Information given:
● ● ● ●

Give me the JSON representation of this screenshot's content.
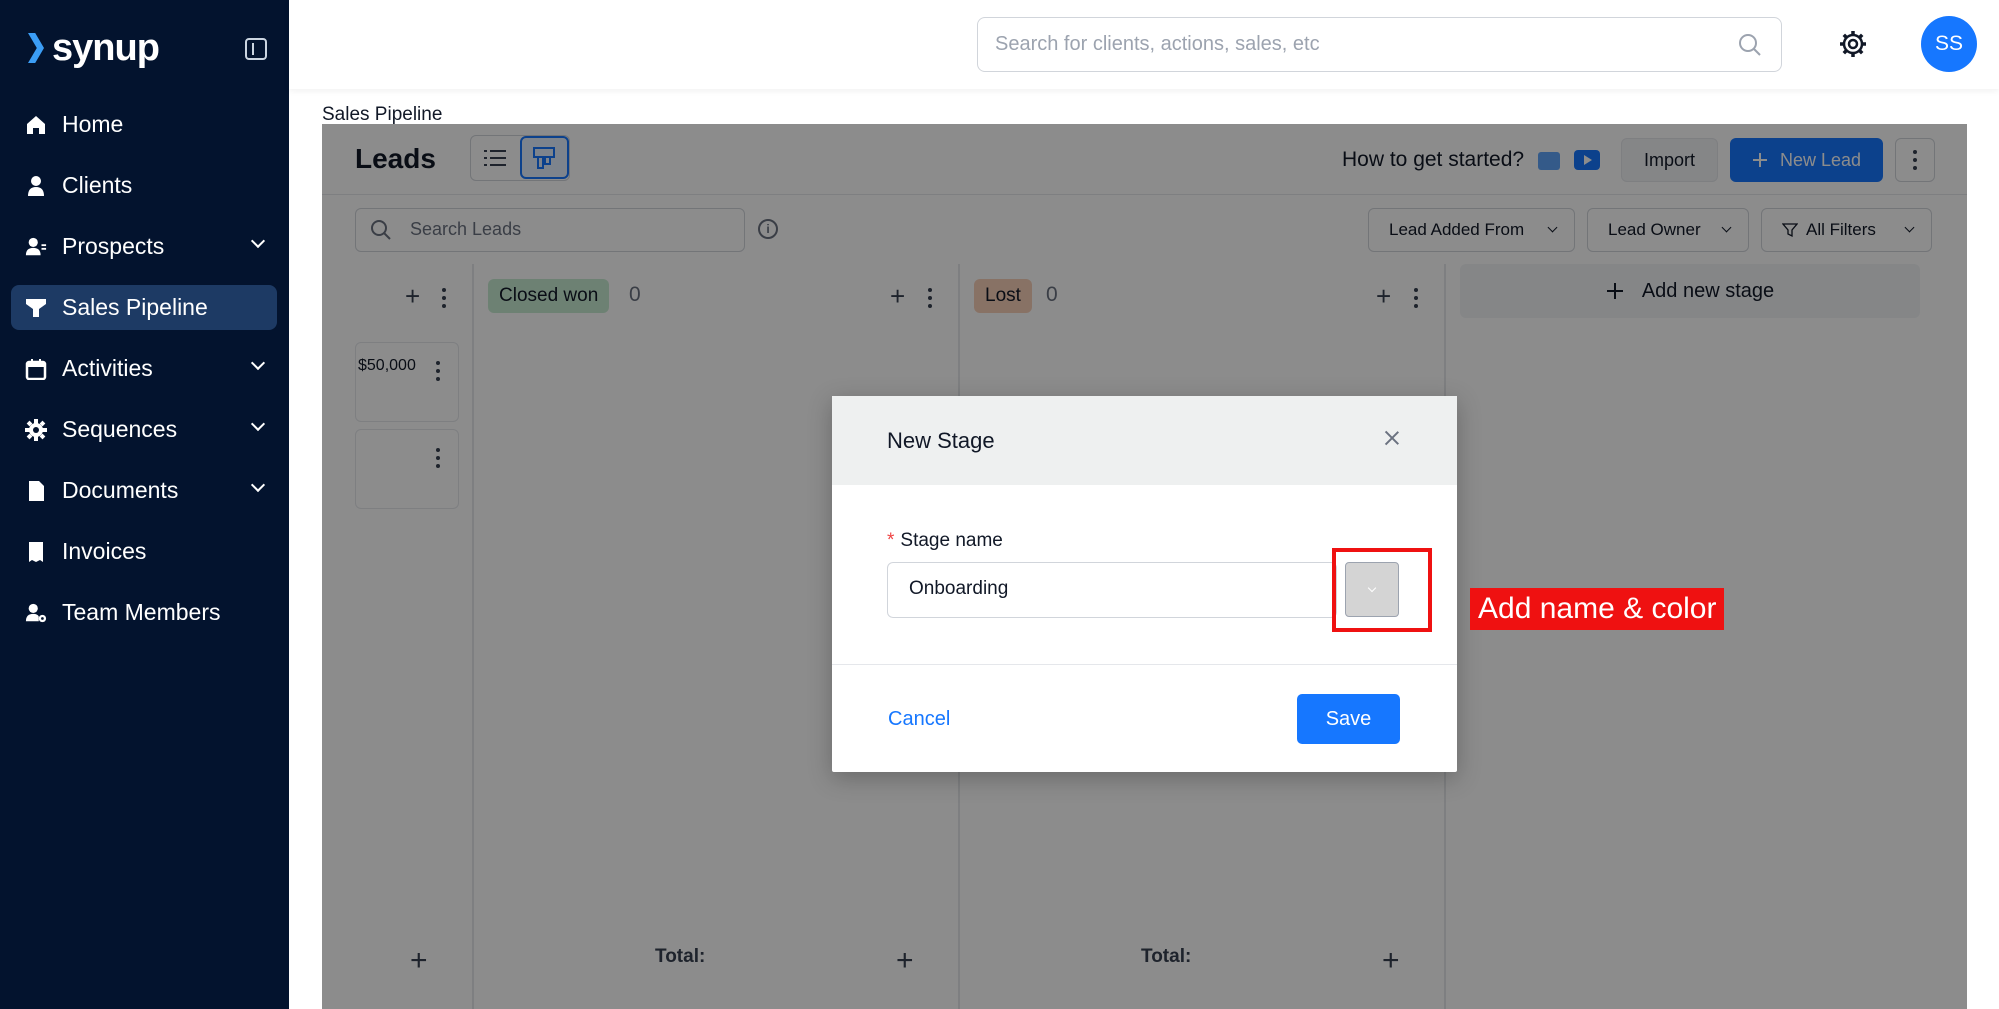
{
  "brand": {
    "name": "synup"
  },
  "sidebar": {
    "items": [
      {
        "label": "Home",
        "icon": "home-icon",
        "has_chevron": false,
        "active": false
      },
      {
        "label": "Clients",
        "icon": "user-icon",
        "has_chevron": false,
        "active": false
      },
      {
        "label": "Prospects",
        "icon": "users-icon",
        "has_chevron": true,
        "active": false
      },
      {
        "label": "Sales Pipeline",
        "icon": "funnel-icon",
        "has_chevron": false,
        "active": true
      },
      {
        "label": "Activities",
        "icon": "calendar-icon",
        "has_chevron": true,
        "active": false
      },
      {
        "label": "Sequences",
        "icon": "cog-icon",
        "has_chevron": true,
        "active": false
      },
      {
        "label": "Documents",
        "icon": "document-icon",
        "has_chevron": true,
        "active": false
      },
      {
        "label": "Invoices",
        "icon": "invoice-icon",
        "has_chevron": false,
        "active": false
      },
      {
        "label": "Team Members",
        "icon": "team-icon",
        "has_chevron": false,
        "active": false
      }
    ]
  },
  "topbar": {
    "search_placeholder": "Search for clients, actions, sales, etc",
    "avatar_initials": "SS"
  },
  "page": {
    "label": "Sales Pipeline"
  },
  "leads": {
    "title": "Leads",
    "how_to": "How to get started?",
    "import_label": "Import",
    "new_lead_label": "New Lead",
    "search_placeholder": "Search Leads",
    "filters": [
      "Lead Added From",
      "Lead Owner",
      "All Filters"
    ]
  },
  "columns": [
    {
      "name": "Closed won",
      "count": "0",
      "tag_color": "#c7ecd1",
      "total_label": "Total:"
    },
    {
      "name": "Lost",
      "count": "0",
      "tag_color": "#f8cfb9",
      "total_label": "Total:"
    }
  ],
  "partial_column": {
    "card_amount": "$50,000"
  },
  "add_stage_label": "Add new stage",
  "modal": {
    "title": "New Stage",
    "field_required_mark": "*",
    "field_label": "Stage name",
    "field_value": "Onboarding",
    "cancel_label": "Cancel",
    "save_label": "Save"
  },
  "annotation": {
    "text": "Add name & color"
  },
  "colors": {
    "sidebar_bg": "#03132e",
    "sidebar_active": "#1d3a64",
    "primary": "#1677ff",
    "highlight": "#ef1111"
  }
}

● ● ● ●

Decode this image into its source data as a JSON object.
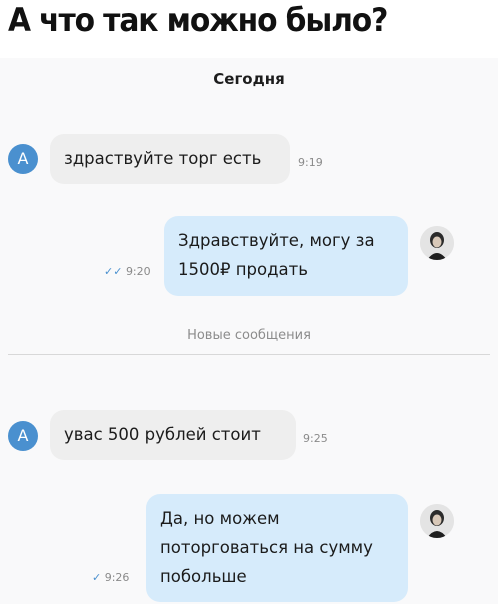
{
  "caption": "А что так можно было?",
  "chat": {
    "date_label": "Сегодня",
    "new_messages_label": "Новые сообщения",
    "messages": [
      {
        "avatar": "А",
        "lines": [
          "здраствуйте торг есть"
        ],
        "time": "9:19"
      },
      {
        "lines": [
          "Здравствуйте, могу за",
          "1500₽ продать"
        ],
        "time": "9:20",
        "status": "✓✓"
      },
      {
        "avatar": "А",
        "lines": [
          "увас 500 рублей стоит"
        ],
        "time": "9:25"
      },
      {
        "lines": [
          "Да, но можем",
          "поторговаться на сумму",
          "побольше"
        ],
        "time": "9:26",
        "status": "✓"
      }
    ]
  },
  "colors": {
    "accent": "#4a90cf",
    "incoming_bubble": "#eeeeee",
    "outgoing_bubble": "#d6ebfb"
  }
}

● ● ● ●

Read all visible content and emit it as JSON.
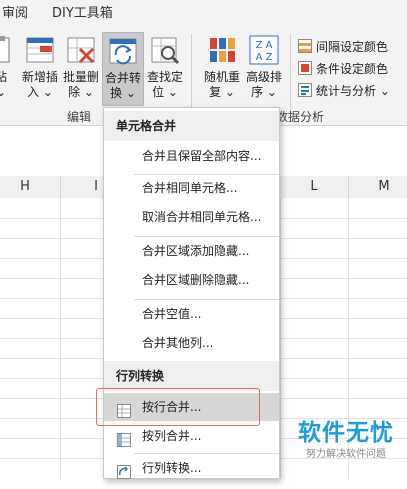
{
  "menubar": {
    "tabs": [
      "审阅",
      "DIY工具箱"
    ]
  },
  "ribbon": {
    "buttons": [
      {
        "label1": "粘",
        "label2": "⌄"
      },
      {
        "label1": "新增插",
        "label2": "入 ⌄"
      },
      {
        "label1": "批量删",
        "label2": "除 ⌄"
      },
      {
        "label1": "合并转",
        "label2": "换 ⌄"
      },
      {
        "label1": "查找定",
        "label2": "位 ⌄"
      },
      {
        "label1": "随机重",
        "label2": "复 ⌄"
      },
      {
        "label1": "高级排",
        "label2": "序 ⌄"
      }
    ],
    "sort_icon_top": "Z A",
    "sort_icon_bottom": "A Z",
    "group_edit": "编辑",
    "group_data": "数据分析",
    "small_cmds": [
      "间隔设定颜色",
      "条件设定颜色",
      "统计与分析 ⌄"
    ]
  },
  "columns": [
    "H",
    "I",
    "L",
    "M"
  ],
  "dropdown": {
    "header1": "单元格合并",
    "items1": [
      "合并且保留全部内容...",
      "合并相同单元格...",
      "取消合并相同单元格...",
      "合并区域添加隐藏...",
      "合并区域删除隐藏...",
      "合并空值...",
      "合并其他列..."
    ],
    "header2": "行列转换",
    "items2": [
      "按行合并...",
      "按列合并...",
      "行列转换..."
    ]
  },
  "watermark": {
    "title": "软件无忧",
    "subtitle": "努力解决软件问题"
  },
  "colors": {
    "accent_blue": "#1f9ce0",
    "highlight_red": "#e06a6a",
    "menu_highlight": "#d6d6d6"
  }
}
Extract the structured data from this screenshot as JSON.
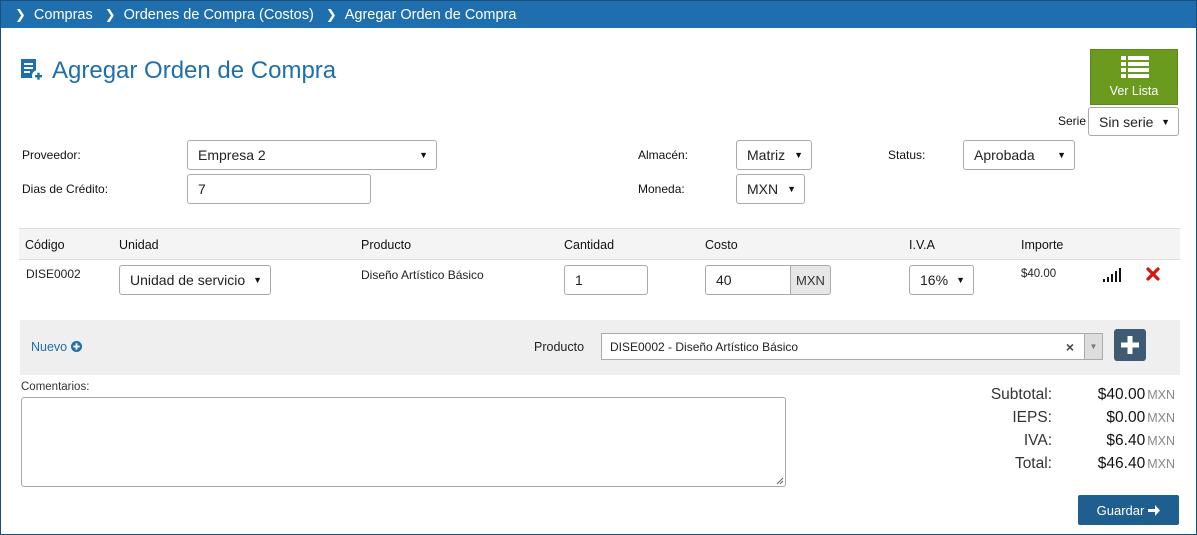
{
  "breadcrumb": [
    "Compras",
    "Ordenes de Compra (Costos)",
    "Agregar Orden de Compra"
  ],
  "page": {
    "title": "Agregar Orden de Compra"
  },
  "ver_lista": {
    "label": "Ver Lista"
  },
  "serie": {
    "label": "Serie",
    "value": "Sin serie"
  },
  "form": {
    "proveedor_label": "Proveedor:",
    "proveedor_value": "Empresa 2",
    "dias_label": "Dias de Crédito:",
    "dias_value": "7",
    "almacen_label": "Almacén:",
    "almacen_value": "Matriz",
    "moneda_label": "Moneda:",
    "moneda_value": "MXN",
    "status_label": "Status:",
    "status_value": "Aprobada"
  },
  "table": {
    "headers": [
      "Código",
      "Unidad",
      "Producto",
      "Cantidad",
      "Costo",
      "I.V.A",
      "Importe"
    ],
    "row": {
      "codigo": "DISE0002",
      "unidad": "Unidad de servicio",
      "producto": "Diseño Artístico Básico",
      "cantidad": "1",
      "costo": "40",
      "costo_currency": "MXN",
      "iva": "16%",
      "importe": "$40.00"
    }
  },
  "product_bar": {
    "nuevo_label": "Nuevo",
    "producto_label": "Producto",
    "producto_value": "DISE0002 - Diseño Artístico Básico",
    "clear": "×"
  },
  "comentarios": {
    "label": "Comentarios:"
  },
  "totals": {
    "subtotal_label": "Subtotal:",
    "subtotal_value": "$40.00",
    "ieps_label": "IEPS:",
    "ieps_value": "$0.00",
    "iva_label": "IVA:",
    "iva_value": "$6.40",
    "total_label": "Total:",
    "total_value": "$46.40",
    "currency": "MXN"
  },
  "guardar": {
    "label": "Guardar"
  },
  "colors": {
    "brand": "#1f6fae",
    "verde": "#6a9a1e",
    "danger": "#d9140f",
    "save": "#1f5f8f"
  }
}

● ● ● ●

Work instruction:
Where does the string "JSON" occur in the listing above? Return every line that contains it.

Result for this exercise:
Give me the JSON representation of this screenshot's content.
Decode this image into its source data as a JSON object.
Read all visible content and emit it as JSON.
Extract the structured data from this screenshot as JSON.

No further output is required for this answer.